Ralph
03-08-05, 08:56 PM
I should make it clear that there is NO ONE else living in the building right now, its just me.

Ahhh, maybe that the problem, they all..........died? :hide: :(

Stoneage_Caddy
03-08-05, 08:57 PM
ROFL......They moved on up to that delux apartment in the sky ....BWAHAHAHAHA

Kev
03-08-05, 09:45 PM
C'mon guys, he's doin just fine. It doesn't sound like a life threatening issue yet. Geez, how did all you rocket scientists survive without CO detectors all those years?
Let's not get too crazy here. :rolleyes2 :banghead2

Stoneage_Caddy
03-08-05, 10:00 PM
well i dont need no detectors .....only the strong survive ...right ralphie ?

well i lived in florida , no where near gas ...in alaska my room was heated via a gycol system that was heated off site ....

so i never needed them ..but ive been in nasty situations that after it was all said and done i wish i had the detectors

Ralph
03-08-05, 10:24 PM
Let's not get too crazy here. :rolleyes2 :banghead2

Yes Daddy. :helpless: :yawn:






;)

Ralph
03-08-05, 10:30 PM
well i dont need no detectors .....only the strong survive ...right ralphie ?
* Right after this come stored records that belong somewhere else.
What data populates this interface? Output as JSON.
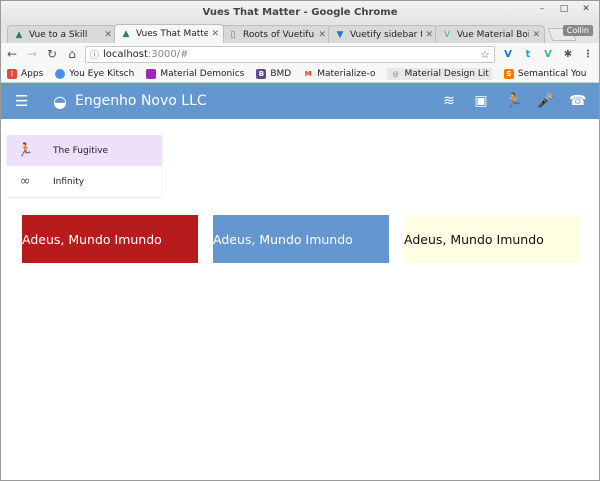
{
  "window": {
    "title": "Vues That Matter - Google Chrome",
    "controls": [
      "–",
      "□",
      "✕"
    ]
  },
  "tabs": [
    {
      "label": "Vue to a Skill",
      "active": false,
      "icon": "vuetify-icon"
    },
    {
      "label": "Vues That Matter",
      "active": true,
      "icon": "vuetify-icon"
    },
    {
      "label": "Roots of Vuetifu",
      "active": false,
      "icon": "page-icon"
    },
    {
      "label": "Vuetify sidebar tу",
      "active": false,
      "icon": "vuetify-blue-icon"
    },
    {
      "label": "Vue Material Boil",
      "active": false,
      "icon": "vue-icon"
    }
  ],
  "profile": "Collin",
  "address": {
    "host": "localhost",
    "path": ":3000/#"
  },
  "bookmarks": [
    {
      "label": "Apps",
      "icon": "apps-icon",
      "color": "#e0483e"
    },
    {
      "label": "You Eye Kitsch",
      "icon": "circle-icon",
      "color": "#4a90e2"
    },
    {
      "label": "Material Demonics",
      "icon": "square-icon",
      "color": "#9c27b0"
    },
    {
      "label": "BMD",
      "icon": "b-icon",
      "color": "#5c4a8a"
    },
    {
      "label": "Materialize-o",
      "icon": "m-icon",
      "color": "#e53935"
    },
    {
      "label": "Material Design Lit",
      "icon": "globe-icon",
      "color": "#666666"
    },
    {
      "label": "Semantical You",
      "icon": "s-icon",
      "color": "#f57c00"
    }
  ],
  "bookmarks_more": "»",
  "appbar": {
    "brand": "Engenho Novo LLC",
    "color": "#6497cf"
  },
  "nav": [
    {
      "label": "The Fugitive",
      "icon": "run-icon",
      "glyph": "🏃",
      "active": true
    },
    {
      "label": "Infinity",
      "icon": "infinity-icon",
      "glyph": "∞",
      "active": false
    }
  ],
  "cards": [
    {
      "text": "Adeus, Mundo Imundo",
      "color": "#b71c1c"
    },
    {
      "text": "Adeus, Mundo Imundo",
      "color": "#6497cf"
    },
    {
      "text": "Adeus, Mundo Imundo",
      "color": "#fffde2"
    }
  ]
}
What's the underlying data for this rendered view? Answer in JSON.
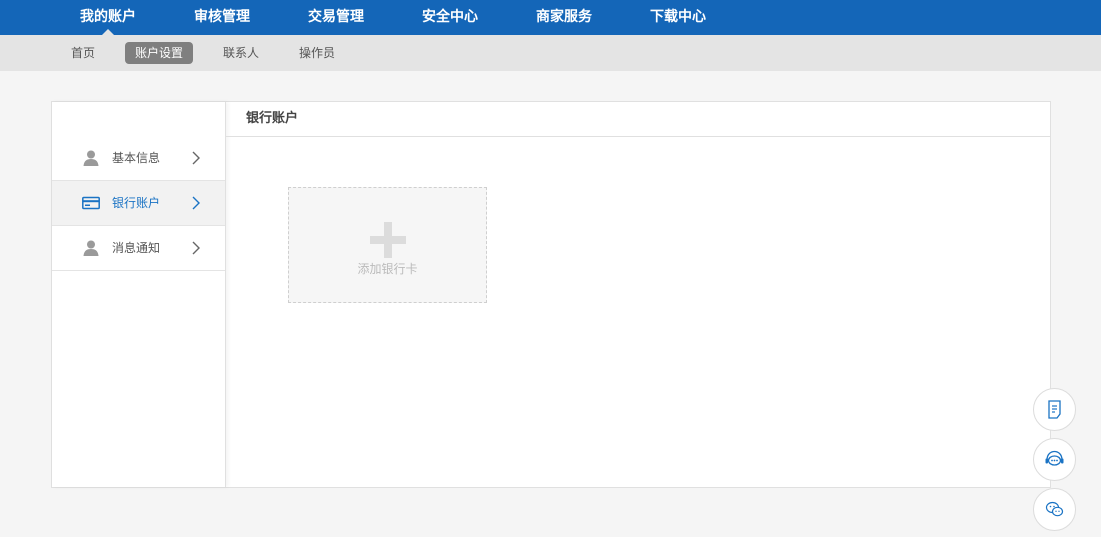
{
  "top_nav": {
    "items": [
      {
        "label": "我的账户"
      },
      {
        "label": "审核管理"
      },
      {
        "label": "交易管理"
      },
      {
        "label": "安全中心"
      },
      {
        "label": "商家服务"
      },
      {
        "label": "下载中心"
      }
    ],
    "active": "我的账户"
  },
  "sub_nav": {
    "items": [
      {
        "label": "首页"
      },
      {
        "label": "账户设置"
      },
      {
        "label": "联系人"
      },
      {
        "label": "操作员"
      }
    ],
    "active": "账户设置"
  },
  "sidebar": {
    "items": [
      {
        "label": "基本信息",
        "icon": "user-icon"
      },
      {
        "label": "银行账户",
        "icon": "bank-card-icon"
      },
      {
        "label": "消息通知",
        "icon": "user-icon"
      }
    ],
    "active": "银行账户"
  },
  "content": {
    "title": "银行账户",
    "add_card_label": "添加银行卡"
  },
  "float_buttons": [
    {
      "icon": "document-icon"
    },
    {
      "icon": "customer-service-icon"
    },
    {
      "icon": "wechat-icon"
    }
  ],
  "colors": {
    "primary": "#1466b8",
    "active_text": "#1a73c4",
    "subnav_bg": "#e4e4e4",
    "subnav_active_bg": "#7f7f7f"
  }
}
well i lived in florida , no where near gas ...in alaska my room was heated via a gycol system that was heated off site ....

so i never needed them ..but ive been in nasty situations that after it was all said and done i wish i had the detectors
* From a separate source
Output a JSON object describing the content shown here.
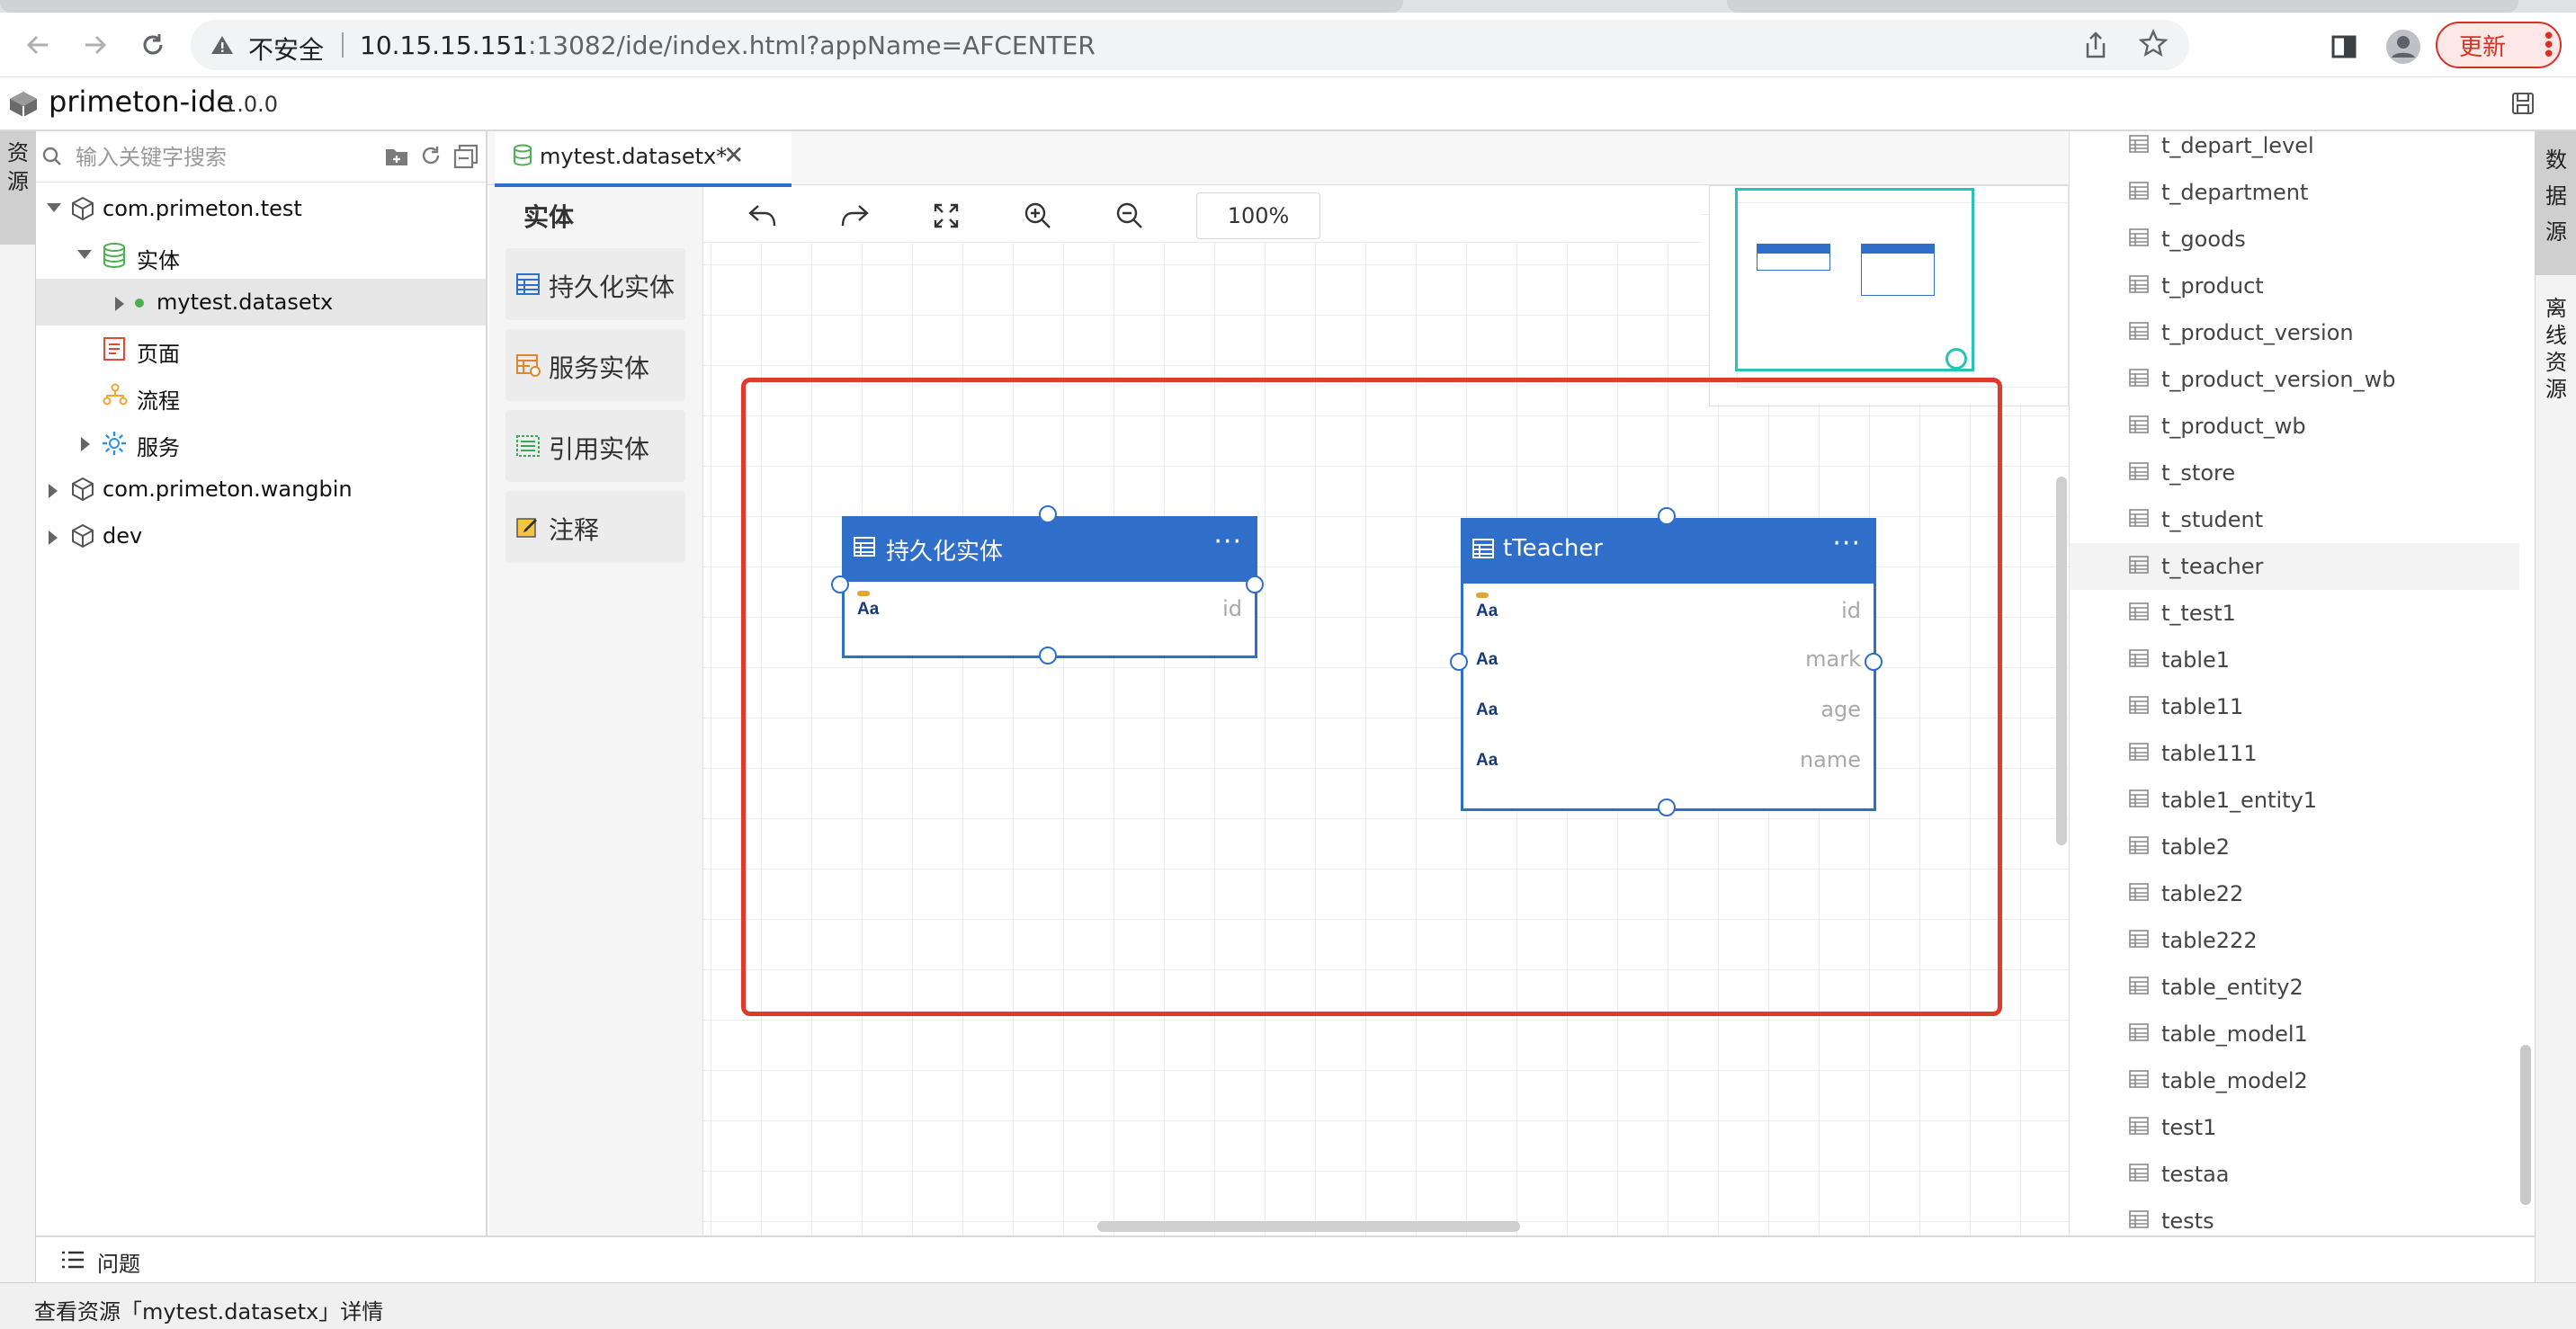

I bet in Florida you NEVER need a furnace in your house, etc. You probably only need it 2 days of the year. What's stupid here is that you still have to pay about 40 bucks a month (because you have it) in the summer months even though you don't need to turn it on! I think my parents pay about 70 bucks a month in winter but the house is a good size.

Playdrv4me
03-08-05, 11:33 PM
Yes ive heard of this. Its called a "budget plan", where you pay a more or less even amount all throughout the year to keep from getting huge bills in the winter.
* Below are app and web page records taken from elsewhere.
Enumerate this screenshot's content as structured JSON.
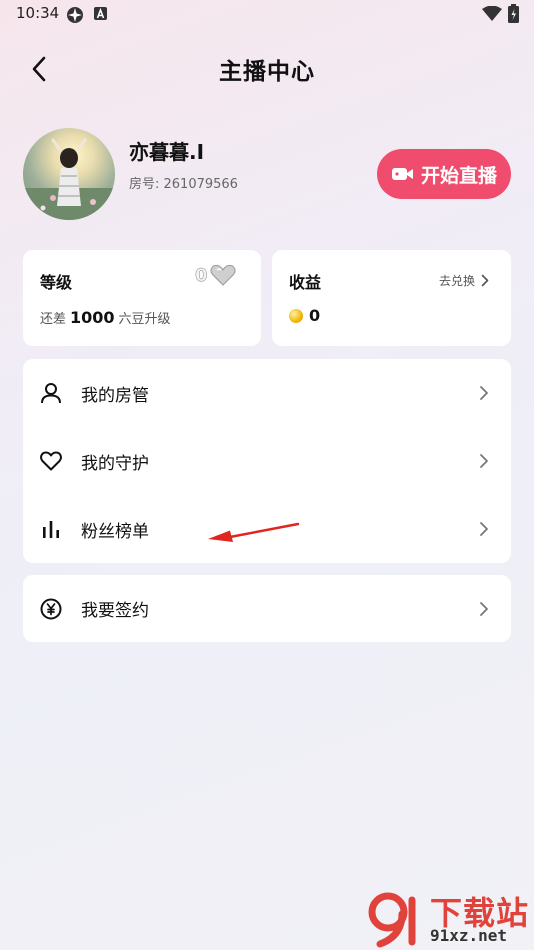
{
  "status_bar": {
    "time": "10:34",
    "icons": [
      "sync-icon",
      "a-icon",
      "wifi-icon",
      "battery-icon"
    ]
  },
  "header": {
    "title": "主播中心",
    "back_icon": "chevron-left-icon"
  },
  "profile": {
    "name": "亦暮暮.I",
    "room_label": "房号: 261079566",
    "live_button": "开始直播"
  },
  "level_card": {
    "title": "等级",
    "badge_number": "0",
    "prefix": "还差",
    "amount": "1000",
    "suffix": "六豆升级"
  },
  "income_card": {
    "title": "收益",
    "exchange": "去兑换",
    "value": "0"
  },
  "menu": {
    "items": [
      {
        "label": "我的房管",
        "icon": "user-icon"
      },
      {
        "label": "我的守护",
        "icon": "heart-icon"
      },
      {
        "label": "粉丝榜单",
        "icon": "bar-chart-icon"
      }
    ],
    "sign": {
      "label": "我要签约",
      "icon": "yen-icon"
    }
  },
  "watermark": {
    "title": "下载站",
    "url": "91xz.net",
    "logo_text": "9"
  },
  "colors": {
    "accent": "#f04d6e",
    "annotation_arrow": "#e0261f",
    "watermark": "#e0433b"
  }
}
Anyway, Im about to pull these things off the wall. I know MY furnace is fine, so Im getting tired of sitting here being enslaved to watching this display all the time. I may leave the non display one in place and kill the other one. Ill sit there and watch it constantly if I dont get rid of it.

Stoneage_Caddy
03-08-05, 11:49 PM
i dunno if i could do that ...knowing i had a problem i like to keep tabs on the situation ...

I had a voltage lamp come on the cadillac 3 months ago for 2 seconds , i found a bad connection and redid it but i still installed a voltage gauge so i can look down in all my obsessive compulsive disorder glory and make sure its doing ok ...

and then you get to the point of "information overload" and that sucks just as much because then the damn sky is always falling

Ralph
03-08-05, 11:50 PM
Yes ive heard of this. Its called a "budget plan", where you pay a more or less even amount all throughout the year to keep from getting huge bills in the winter.

Anyway, Im about to pull these things off the wall. I know MY furnace is fine, so Im getting tired of sitting here being enslaved to watching this display all the time. I may leave the non display one in place and kill the other one. Ill sit there and watch it constantly if I dont get rid of it.

Not to upset you or anything, but can you call the gas company? They should be concerned over this and do a free inspection? Or the plumbing company that installed the furnaces, but it's still the landlords responsibility to take your concerns seriously and ensure you are safe imo.

I say if that alarm goes off, GET OUT! Your health is more important than hurting the landlords feelings!